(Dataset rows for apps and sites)
+-------+
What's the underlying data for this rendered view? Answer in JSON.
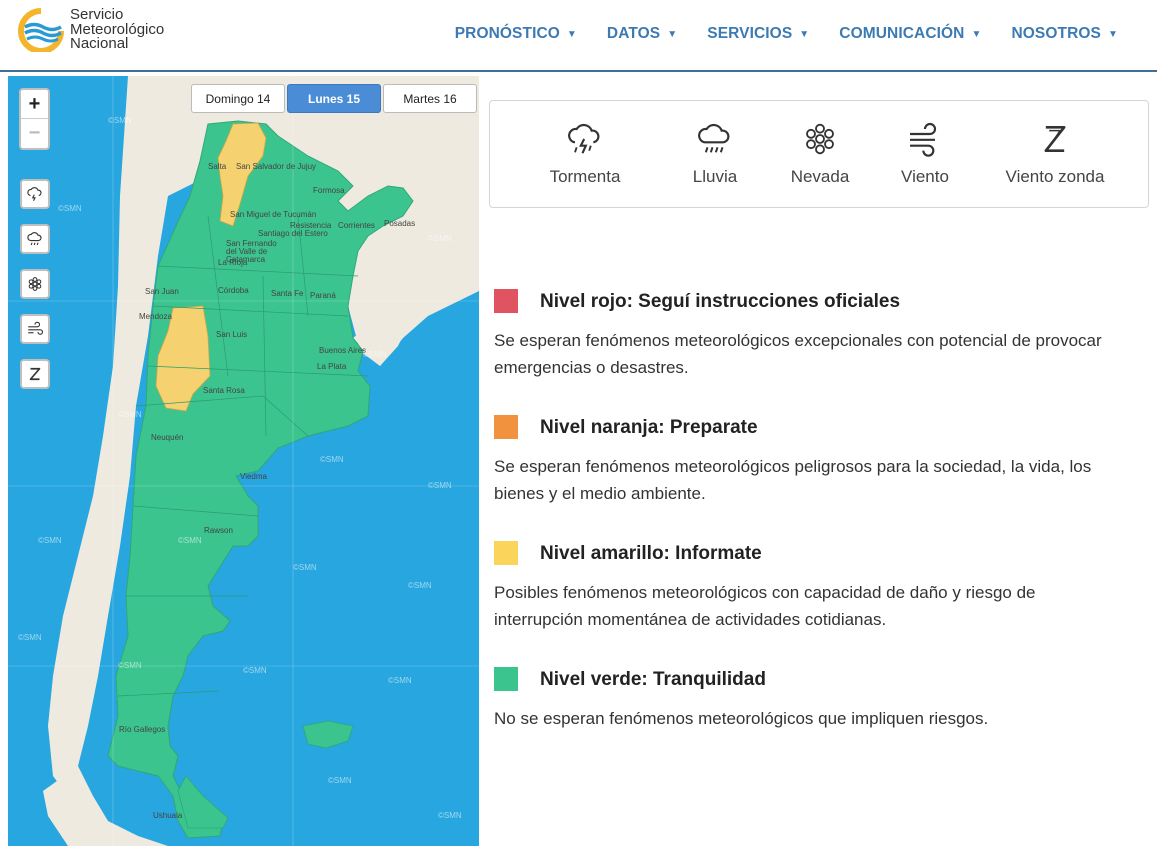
{
  "logo": {
    "line1": "Servicio",
    "line2": "Meteorológico",
    "line3": "Nacional"
  },
  "nav": [
    {
      "label": "PRONÓSTICO"
    },
    {
      "label": "DATOS"
    },
    {
      "label": "SERVICIOS"
    },
    {
      "label": "COMUNICACIÓN"
    },
    {
      "label": "NOSOTROS"
    }
  ],
  "map": {
    "zoom_in": "+",
    "zoom_out": "−",
    "days": [
      {
        "label": "Domingo 14",
        "active": false
      },
      {
        "label": "Lunes 15",
        "active": true
      },
      {
        "label": "Martes 16",
        "active": false
      }
    ],
    "layer_buttons": [
      "storm-icon",
      "rain-icon",
      "snow-icon",
      "wind-icon",
      "zonda-icon"
    ],
    "cities": [
      "Salta",
      "San Salvador de Jujuy",
      "Formosa",
      "San Miguel de Tucumán",
      "Resistencia",
      "Corrientes",
      "Posadas",
      "Santiago del Estero",
      "San Fernando del Valle de Catamarca",
      "La Rioja",
      "Córdoba",
      "San Juan",
      "Santa Fe",
      "Paraná",
      "Mendoza",
      "San Luis",
      "Buenos Aires",
      "La Plata",
      "Santa Rosa",
      "Neuquén",
      "Viedma",
      "Rawson",
      "Río Gallegos",
      "Ushuaia"
    ],
    "watermark": "©SMN",
    "colors": {
      "sea": "#27a6df",
      "land": "#efeae0",
      "green": "#3cc48f",
      "yellow": "#f5d170"
    }
  },
  "phenomena": [
    {
      "label": "Tormenta",
      "icon": "storm-icon"
    },
    {
      "label": "Lluvia",
      "icon": "rain-icon"
    },
    {
      "label": "Nevada",
      "icon": "snow-icon"
    },
    {
      "label": "Viento",
      "icon": "wind-icon"
    },
    {
      "label": "Viento zonda",
      "icon": "zonda-icon"
    }
  ],
  "levels": [
    {
      "color": "#e05361",
      "title": "Nivel rojo: Seguí instrucciones oficiales",
      "description": "Se esperan fenómenos meteorológicos excepcionales con potencial de provocar emergencias o desastres."
    },
    {
      "color": "#f0923e",
      "title": "Nivel naranja: Preparate",
      "description": "Se esperan fenómenos meteorológicos peligrosos para la sociedad, la vida, los bienes y el medio ambiente."
    },
    {
      "color": "#fbd45c",
      "title": "Nivel amarillo: Informate",
      "description": "Posibles fenómenos meteorológicos con capacidad de daño y riesgo de interrupción momentánea de actividades cotidianas."
    },
    {
      "color": "#3cc48f",
      "title": "Nivel verde: Tranquilidad",
      "description": "No se esperan fenómenos meteorológicos que impliquen riesgos."
    }
  ]
}
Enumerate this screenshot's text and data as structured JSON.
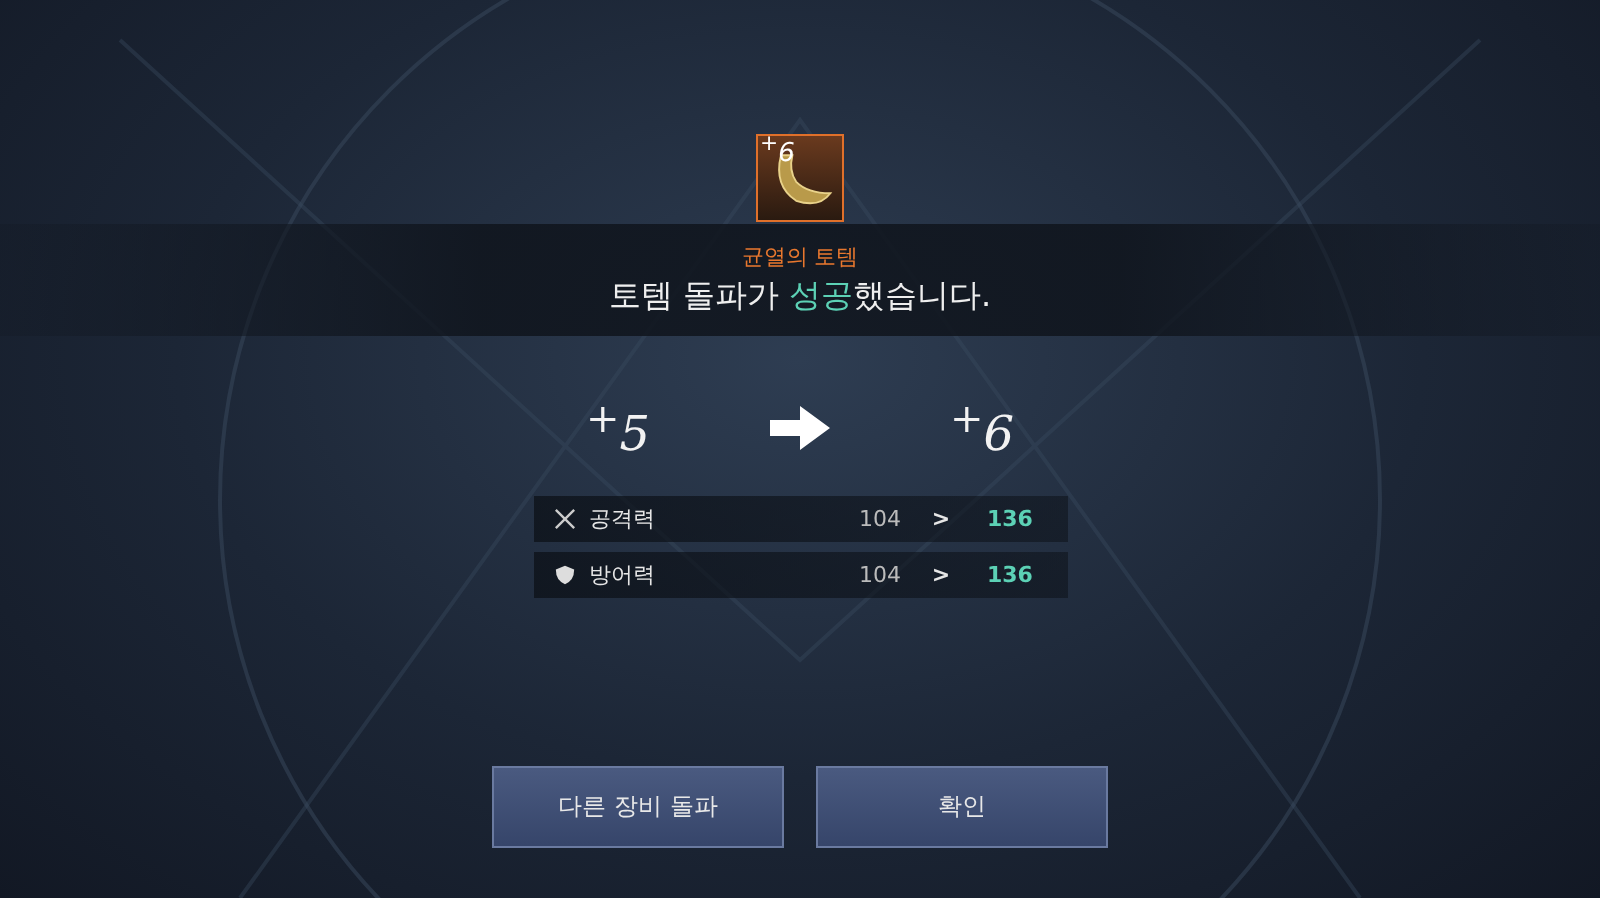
{
  "item": {
    "enhance_badge": "$^{+}$6",
    "name": "균열의 토템",
    "message": "토템 돌파가 **성공**했습니다."
  },
  "upgrade": {
    "from": "$^{+}$5",
    "to": "$^{+}$6"
  },
  "stats": [
    {
      "kind": "attack",
      "label": "공격력",
      "before": "104",
      "separator": ">",
      "after": "136"
    },
    {
      "kind": "defense",
      "label": "방어력",
      "before": "104",
      "separator": ">",
      "after": "136"
    }
  ],
  "buttons": [
    "다른 장비 돌파",
    "확인"
  ]
}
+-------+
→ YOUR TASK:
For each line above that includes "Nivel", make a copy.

→ OUTPUT OF THE EXERCISE:
      "title": "Nivel rojo: Seguí instrucciones oficiales",
      "title": "Nivel naranja: Preparate",
      "title": "Nivel amarillo: Informate",
      "title": "Nivel verde: Tranquilidad",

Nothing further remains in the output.